* **Directions**
Could you copy out every line of the data where the word "Vodja" occurs?

------

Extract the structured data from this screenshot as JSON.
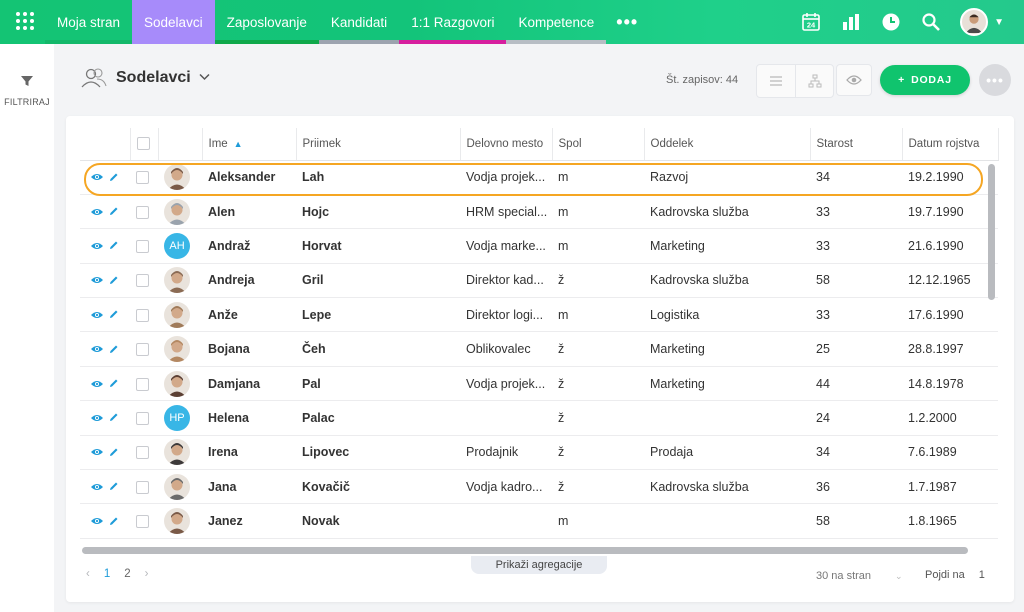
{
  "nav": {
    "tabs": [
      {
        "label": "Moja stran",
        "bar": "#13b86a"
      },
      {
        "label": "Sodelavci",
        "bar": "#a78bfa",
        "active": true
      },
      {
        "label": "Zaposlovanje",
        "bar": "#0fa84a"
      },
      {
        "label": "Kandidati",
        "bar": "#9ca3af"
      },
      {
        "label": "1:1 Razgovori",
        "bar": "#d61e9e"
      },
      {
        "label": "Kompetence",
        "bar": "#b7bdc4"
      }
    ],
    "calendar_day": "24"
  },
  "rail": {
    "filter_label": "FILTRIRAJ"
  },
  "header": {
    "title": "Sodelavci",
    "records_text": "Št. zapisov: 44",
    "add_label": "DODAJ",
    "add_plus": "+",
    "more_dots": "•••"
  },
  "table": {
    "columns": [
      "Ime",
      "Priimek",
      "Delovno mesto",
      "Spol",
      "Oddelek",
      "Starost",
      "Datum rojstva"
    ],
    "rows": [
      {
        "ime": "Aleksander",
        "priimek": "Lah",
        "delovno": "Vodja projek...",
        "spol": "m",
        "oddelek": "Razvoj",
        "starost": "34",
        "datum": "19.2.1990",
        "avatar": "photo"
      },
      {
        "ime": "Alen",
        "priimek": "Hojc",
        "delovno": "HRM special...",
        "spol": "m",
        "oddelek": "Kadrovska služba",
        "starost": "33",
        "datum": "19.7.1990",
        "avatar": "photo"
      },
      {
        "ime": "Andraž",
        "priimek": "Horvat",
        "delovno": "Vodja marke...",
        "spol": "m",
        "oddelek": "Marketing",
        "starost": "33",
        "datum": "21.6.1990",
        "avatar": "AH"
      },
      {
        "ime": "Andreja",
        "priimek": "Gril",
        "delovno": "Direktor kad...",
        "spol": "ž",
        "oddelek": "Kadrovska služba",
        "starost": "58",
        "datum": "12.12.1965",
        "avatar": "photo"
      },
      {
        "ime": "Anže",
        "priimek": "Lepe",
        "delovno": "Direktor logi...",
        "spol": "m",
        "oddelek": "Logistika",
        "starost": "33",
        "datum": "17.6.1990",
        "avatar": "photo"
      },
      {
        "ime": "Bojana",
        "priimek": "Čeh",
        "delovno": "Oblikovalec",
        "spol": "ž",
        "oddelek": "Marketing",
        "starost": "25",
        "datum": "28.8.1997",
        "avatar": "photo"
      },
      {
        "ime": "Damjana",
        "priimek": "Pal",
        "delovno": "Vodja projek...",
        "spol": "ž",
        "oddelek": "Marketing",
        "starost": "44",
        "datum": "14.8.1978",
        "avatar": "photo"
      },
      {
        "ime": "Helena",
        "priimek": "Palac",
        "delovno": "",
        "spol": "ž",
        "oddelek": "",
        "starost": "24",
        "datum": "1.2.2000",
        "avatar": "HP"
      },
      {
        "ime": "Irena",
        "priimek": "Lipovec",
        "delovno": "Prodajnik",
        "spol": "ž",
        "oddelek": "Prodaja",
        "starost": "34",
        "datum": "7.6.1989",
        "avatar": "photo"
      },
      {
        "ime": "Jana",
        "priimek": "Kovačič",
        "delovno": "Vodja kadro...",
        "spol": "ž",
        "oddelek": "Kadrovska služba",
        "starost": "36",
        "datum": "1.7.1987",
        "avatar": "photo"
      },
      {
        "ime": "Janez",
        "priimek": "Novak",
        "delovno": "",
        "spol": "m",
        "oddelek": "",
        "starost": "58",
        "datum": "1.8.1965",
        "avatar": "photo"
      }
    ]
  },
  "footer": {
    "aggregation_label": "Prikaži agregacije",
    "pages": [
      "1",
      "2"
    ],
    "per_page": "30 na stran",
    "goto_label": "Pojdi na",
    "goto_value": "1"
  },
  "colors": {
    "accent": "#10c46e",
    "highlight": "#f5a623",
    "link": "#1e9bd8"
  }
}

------

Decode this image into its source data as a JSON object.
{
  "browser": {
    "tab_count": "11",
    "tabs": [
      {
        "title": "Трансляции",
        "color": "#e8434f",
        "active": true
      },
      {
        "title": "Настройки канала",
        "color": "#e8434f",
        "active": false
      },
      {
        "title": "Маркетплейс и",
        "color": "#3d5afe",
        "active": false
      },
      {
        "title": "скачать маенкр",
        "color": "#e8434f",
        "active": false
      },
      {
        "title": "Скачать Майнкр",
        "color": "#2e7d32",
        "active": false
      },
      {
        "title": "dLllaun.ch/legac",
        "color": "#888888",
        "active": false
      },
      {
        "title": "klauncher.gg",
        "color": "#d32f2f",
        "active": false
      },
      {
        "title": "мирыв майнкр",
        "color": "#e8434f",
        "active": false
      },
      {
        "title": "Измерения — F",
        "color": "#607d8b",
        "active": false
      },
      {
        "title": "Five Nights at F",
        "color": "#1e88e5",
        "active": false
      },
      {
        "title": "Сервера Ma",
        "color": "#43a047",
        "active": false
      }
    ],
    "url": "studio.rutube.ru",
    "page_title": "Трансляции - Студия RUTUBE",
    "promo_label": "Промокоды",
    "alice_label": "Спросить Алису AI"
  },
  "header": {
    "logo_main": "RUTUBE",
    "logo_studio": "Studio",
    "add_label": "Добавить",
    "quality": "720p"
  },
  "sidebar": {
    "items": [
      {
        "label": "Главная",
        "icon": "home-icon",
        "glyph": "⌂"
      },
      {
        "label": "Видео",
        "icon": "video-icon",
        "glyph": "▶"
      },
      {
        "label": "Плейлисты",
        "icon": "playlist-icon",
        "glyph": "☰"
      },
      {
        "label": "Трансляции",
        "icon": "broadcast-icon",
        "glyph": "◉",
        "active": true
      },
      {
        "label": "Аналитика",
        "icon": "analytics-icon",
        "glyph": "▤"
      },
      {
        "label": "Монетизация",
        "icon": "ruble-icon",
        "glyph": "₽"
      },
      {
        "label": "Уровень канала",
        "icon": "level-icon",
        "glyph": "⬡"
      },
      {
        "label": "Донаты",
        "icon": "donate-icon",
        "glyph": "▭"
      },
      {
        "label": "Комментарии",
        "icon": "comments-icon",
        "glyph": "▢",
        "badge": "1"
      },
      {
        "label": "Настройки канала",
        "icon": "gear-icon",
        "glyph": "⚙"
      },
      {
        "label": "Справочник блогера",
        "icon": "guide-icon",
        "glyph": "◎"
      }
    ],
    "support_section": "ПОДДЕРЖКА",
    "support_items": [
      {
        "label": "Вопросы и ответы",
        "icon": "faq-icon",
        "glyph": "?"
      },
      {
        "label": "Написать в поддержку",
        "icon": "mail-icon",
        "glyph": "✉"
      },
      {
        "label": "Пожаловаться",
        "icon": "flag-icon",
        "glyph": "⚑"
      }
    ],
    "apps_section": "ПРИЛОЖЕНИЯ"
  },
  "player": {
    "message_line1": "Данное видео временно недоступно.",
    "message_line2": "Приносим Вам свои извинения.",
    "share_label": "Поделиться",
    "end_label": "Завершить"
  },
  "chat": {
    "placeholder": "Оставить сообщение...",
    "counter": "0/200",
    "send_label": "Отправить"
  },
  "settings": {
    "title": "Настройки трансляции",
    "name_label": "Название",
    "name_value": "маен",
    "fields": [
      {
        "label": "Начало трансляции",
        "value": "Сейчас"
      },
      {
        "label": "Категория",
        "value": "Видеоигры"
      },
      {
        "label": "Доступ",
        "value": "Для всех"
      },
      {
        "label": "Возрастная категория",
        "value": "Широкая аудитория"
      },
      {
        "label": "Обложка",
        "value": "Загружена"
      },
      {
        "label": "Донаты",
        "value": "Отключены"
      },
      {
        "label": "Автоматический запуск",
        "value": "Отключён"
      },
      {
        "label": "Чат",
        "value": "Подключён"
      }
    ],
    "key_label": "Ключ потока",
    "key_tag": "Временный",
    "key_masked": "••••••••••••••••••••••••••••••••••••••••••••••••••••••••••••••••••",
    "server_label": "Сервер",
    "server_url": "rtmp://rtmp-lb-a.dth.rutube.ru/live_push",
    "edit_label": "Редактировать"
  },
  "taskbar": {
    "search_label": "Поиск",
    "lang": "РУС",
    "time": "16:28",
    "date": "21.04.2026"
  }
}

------

* **Answer to this problem**
        "delovno": "Vodja projek...",
        "delovno": "Vodja marke...",
        "delovno": "Vodja projek...",
        "delovno": "Vodja kadro...",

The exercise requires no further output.